Those little parts, the pieces now made whole,
You stitched them up, You took full control.
Now bounded by Your love, I’m made so pure.
Besides you, Jesus, there is no other cure.

Click on the image or click here to download.

No-Other-Cure-(download) (1)

Should Christians Date?

Bubbling to the surface was months of bitterness. They stood opposite each other, not willing to look each other in the eye. Eye contact, if any, was minimal. The conversation was brief and terse. There were some protestations and justifications, but, in the end, they decided to breakup. They had run headlong into a romantic relationship, only to end with broken hearts.

Is dating biblical? This word certainly did not appear in the Bible, and Scripture does not describe how a man and a woman can proceed from friendship to marriage. So how do we go from one to the other?

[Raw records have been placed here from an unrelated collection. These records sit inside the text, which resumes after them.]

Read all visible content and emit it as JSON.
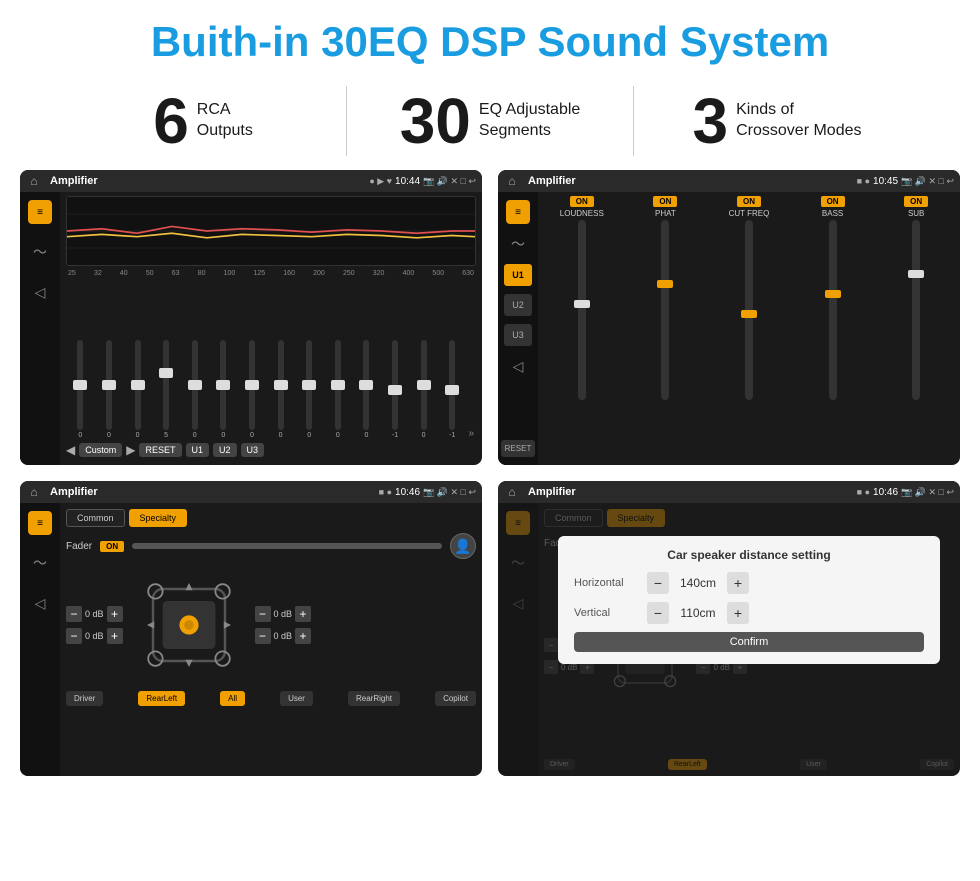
{
  "header": {
    "title": "Buith-in 30EQ DSP Sound System"
  },
  "stats": [
    {
      "number": "6",
      "label_line1": "RCA",
      "label_line2": "Outputs"
    },
    {
      "number": "30",
      "label_line1": "EQ Adjustable",
      "label_line2": "Segments"
    },
    {
      "number": "3",
      "label_line1": "Kinds of",
      "label_line2": "Crossover Modes"
    }
  ],
  "screen1": {
    "app_name": "Amplifier",
    "time": "10:44",
    "freq_labels": [
      "25",
      "32",
      "40",
      "50",
      "63",
      "80",
      "100",
      "125",
      "160",
      "200",
      "250",
      "320",
      "400",
      "500",
      "630"
    ],
    "eq_values": [
      "0",
      "0",
      "0",
      "5",
      "0",
      "0",
      "0",
      "0",
      "0",
      "0",
      "0",
      "-1",
      "0",
      "-1"
    ],
    "preset_label": "Custom",
    "btns": [
      "RESET",
      "U1",
      "U2",
      "U3"
    ]
  },
  "screen2": {
    "app_name": "Amplifier",
    "time": "10:45",
    "presets": [
      "U1",
      "U2",
      "U3"
    ],
    "channels": [
      "LOUDNESS",
      "PHAT",
      "CUT FREQ",
      "BASS",
      "SUB"
    ],
    "on_label": "ON"
  },
  "screen3": {
    "app_name": "Amplifier",
    "time": "10:46",
    "tabs": [
      "Common",
      "Specialty"
    ],
    "fader_label": "Fader",
    "on_label": "ON",
    "vol_labels": [
      "0 dB",
      "0 dB",
      "0 dB",
      "0 dB"
    ],
    "bottom_btns": [
      "Driver",
      "RearLeft",
      "All",
      "User",
      "RearRight",
      "Copilot"
    ]
  },
  "screen4": {
    "app_name": "Amplifier",
    "time": "10:46",
    "dialog_title": "Car speaker distance setting",
    "horizontal_label": "Horizontal",
    "horizontal_value": "140cm",
    "vertical_label": "Vertical",
    "vertical_value": "110cm",
    "confirm_label": "Confirm",
    "tabs": [
      "Common",
      "Specialty"
    ]
  }
}
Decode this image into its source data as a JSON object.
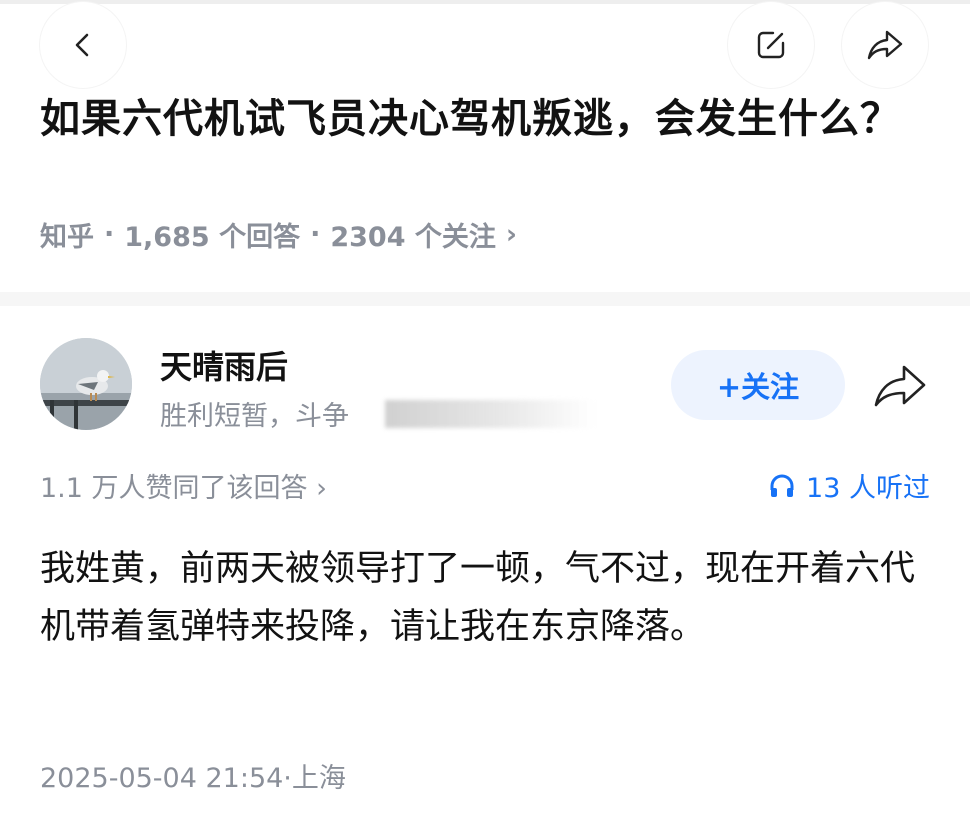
{
  "question": {
    "title": "如果六代机试飞员决心驾机叛逃，会发生什么？",
    "source": "知乎",
    "answers_count": "1,685 个回答",
    "followers_count": "2304 个关注",
    "chevron": "›"
  },
  "author": {
    "name": "天晴雨后",
    "bio": "胜利短暂，斗争",
    "follow_label": "+关注"
  },
  "stats": {
    "votes_text": "1.1 万人赞同了该回答 ›",
    "listens_text": "13 人听过"
  },
  "answer": {
    "text": "我姓黄，前两天被领导打了一顿，气不过，现在开着六代机带着氢弹特来投降，请让我在东京降落。",
    "timestamp": "2025-05-04 21:54·上海"
  },
  "icons": {
    "back": "chevron-left-icon",
    "edit": "edit-icon",
    "share": "share-icon",
    "headphones": "headphones-icon"
  },
  "colors": {
    "accent": "#1772f6",
    "meta_gray": "#8a8f99",
    "follow_bg": "#edf3fe"
  }
}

As Christians, we are “not to be conformed to this world, but be transformed by the renewal of [our] mind” (Romans 12:2). The way we date or court—or however one defines it—must be different from the ways of the world.

In worldly dating, intimacy often doesn’t lead to commitment. It tends to skip the friendship stage of a relationship and isolates the couple from other vital relationships. Additionally, the dating couple can become so enamoured with each other that they are distracted from their studies. Worldly dating centres on the self and on instant gratification.

Christian dating, on the other hand, is others-centred and is patient. It is much more than just abstaining from sex before marriage; it requires wisdom. We must realize that the one we are interested in and go out on a date with may not eventually end up being our spouse. Hence we are careful not to leave behind us a string of broken hearts. We are level-headed, making sure that our levels of intimacy don’t race ahead of what we are willing to commit to.

At the end of the day, let us remember: Whatever you do, do all to the glory of God (1 Corinthians 10:31).

Written By Sean Tong for YMI